Writing Bloody: WALKING DEAD Style
WARNING: Brief spoilers contained in this post. If you haven’t watched The Walking Dead Season 6, please do not continue reading.
If you were anything like me, for four weeks I wondered whether or not Glenn was alive. Was the body on top of him the one the walkers ripped apart? Was he able to crawl underneath the dumpster, he had just been standing on not two minutes ago? I didn’t know the answer to those burning questions, but what I did know was that those damn writers wouldn’t take a character ending scene like that in Thank You and give us a conclusion the very next episode.

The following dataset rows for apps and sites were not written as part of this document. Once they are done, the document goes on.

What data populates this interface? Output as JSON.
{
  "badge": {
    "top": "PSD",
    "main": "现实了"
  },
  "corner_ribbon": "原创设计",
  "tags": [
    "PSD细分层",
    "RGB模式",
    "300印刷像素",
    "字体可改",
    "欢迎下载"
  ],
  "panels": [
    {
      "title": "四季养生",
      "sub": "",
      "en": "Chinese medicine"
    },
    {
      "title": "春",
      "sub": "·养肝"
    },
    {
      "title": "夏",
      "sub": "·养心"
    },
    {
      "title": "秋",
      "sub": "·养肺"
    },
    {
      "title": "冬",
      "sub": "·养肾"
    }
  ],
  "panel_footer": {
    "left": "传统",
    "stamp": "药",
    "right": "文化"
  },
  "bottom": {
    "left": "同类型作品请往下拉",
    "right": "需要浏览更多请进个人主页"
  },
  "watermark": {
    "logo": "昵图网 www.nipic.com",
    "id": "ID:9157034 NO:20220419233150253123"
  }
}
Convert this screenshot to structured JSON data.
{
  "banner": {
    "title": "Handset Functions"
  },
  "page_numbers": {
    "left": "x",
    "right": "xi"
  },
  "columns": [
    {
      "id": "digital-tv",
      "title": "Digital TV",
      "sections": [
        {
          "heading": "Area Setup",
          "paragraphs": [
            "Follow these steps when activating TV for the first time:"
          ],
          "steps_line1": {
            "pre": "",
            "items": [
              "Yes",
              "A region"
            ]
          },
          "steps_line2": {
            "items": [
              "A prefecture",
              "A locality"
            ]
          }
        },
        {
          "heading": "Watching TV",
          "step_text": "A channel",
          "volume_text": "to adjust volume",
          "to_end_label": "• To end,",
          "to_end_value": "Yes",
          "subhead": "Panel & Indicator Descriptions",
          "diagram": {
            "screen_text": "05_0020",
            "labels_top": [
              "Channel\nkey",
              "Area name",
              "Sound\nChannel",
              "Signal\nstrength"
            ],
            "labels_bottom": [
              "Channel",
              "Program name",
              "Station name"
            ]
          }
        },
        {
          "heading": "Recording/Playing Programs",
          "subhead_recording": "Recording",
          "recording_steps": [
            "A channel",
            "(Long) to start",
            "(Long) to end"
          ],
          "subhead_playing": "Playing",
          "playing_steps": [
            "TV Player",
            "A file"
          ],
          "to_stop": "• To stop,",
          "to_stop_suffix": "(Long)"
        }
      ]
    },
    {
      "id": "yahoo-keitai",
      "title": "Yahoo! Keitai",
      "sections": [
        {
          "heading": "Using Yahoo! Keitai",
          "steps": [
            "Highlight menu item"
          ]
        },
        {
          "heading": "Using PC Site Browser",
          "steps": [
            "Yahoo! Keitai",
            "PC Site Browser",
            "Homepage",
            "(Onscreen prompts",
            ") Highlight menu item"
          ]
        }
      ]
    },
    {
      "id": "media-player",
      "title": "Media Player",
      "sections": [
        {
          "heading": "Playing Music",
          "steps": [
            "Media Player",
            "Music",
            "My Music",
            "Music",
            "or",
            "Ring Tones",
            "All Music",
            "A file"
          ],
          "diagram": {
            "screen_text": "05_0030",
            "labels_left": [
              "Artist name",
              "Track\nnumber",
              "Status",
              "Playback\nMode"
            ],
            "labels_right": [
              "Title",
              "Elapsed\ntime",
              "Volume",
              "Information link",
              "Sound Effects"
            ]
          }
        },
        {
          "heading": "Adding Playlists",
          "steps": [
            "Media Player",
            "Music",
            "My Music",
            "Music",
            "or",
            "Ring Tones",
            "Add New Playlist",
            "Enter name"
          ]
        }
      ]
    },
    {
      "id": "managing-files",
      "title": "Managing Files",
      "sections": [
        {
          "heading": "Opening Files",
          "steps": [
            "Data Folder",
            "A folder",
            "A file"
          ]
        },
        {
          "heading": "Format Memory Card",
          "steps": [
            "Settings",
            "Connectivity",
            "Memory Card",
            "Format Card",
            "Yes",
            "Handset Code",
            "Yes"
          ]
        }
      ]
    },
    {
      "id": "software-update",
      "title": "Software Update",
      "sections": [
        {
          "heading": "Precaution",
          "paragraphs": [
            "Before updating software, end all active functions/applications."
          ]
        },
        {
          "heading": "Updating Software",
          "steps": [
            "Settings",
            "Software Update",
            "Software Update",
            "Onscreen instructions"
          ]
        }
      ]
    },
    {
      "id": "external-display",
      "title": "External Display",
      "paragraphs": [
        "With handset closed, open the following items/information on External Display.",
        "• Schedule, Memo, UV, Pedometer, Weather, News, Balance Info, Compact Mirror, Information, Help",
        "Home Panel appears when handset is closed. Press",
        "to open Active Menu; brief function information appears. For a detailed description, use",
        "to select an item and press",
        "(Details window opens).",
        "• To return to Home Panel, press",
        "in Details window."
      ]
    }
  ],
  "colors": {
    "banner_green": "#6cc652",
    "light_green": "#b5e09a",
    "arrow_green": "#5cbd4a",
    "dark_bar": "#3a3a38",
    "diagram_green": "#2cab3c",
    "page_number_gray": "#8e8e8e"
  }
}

I mean, they had us by the balls with that scene! Why not string their viewers along and keep ratings high? THAT was the smart move, because with Twitter buzzing, Heads Up–the episode that revealed Glenn’s fate–brought in a whopping 13.2 million total viewers!
THIS is how you write horror. Stretch the tension just far enough that you don’t lose your reader. Not only that, but your reader needs to like the character you’re messing with. Glenn has always been a team player. In the first season, he was the one to lead Rick to safety in the middle of a city overrun with walkers. He was the one who would do anything to help his friends survive. He fell in love with Maggie. And while we were mourning the possible death of Glenn, we find out that Maggie is PREGNANT!
So, yeah. Glenn HAD to live.
But what if he hadn’t? Would the show have continued or would fans revolted like they’ve promised to do if the writers EVER kill off Daryl? Almost definitely. They knew that though, which is why Glenn is now plotting and planning a way to get back into Alexandria. Horror writers need to know when to draw the line at when to keep and when to kill off characters. Sometimes, killing off a main character is a necessity–ever hear the saying, “kill off your darlings”?
Bringing Jeffrey Dean Morgan in at the end of season as villain Negan, is just another calculated move for the series. The Walking Dead may have begun as a comic book, but the writers are bringing it to life with actors, special effects, and variations on the plot. Good writers are able to do all of this successfully, and we should all take the example The Walking Dead shows us.
And as always, keep Writing Bloody.